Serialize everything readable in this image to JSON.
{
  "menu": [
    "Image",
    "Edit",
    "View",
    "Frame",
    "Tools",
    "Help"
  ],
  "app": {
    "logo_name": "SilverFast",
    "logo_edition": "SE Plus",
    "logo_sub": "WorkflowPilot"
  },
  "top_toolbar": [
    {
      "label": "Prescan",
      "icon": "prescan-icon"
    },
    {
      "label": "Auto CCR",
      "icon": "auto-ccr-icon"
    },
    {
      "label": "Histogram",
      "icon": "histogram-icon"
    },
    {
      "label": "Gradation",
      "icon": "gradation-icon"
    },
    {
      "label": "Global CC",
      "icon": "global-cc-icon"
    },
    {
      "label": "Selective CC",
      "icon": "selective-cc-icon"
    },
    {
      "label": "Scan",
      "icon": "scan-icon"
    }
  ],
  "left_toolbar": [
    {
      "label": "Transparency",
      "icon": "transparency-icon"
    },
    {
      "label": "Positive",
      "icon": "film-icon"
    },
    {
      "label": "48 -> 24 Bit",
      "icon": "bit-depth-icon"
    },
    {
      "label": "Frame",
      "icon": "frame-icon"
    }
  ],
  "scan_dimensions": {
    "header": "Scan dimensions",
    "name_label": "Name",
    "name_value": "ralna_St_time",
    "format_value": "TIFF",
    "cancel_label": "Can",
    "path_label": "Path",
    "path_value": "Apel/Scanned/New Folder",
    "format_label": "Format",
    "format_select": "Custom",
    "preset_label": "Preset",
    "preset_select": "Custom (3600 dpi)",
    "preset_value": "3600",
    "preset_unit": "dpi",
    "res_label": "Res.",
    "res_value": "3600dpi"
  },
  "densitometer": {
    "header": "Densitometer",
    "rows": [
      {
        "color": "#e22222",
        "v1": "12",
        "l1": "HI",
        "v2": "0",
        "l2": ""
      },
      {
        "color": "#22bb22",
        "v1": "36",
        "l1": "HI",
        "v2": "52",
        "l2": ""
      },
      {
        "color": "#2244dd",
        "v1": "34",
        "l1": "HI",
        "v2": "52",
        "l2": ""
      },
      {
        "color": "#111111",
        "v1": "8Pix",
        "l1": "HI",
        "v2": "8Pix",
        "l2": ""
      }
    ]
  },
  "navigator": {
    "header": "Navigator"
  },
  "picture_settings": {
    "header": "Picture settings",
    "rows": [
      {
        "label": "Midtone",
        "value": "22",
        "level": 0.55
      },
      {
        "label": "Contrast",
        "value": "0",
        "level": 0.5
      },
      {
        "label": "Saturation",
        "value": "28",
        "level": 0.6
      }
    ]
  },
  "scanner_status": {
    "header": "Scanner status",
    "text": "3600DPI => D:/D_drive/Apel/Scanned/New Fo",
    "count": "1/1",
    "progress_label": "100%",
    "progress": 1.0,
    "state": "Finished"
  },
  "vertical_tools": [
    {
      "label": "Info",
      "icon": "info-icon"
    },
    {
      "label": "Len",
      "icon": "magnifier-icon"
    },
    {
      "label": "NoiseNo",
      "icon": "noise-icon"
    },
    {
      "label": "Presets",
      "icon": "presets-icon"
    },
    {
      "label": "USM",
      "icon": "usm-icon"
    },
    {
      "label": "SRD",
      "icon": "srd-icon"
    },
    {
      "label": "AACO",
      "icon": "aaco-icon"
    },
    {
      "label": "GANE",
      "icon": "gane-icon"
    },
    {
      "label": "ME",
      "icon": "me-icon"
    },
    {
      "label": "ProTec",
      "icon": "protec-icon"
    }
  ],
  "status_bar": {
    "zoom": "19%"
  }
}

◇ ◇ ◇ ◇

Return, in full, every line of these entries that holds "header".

→ RESULT OF THIS TASK:
    "header": "Scan dimensions",
    "header": "Densitometer",
    "header": "Navigator"
    "header": "Picture settings",
    "header": "Scanner status",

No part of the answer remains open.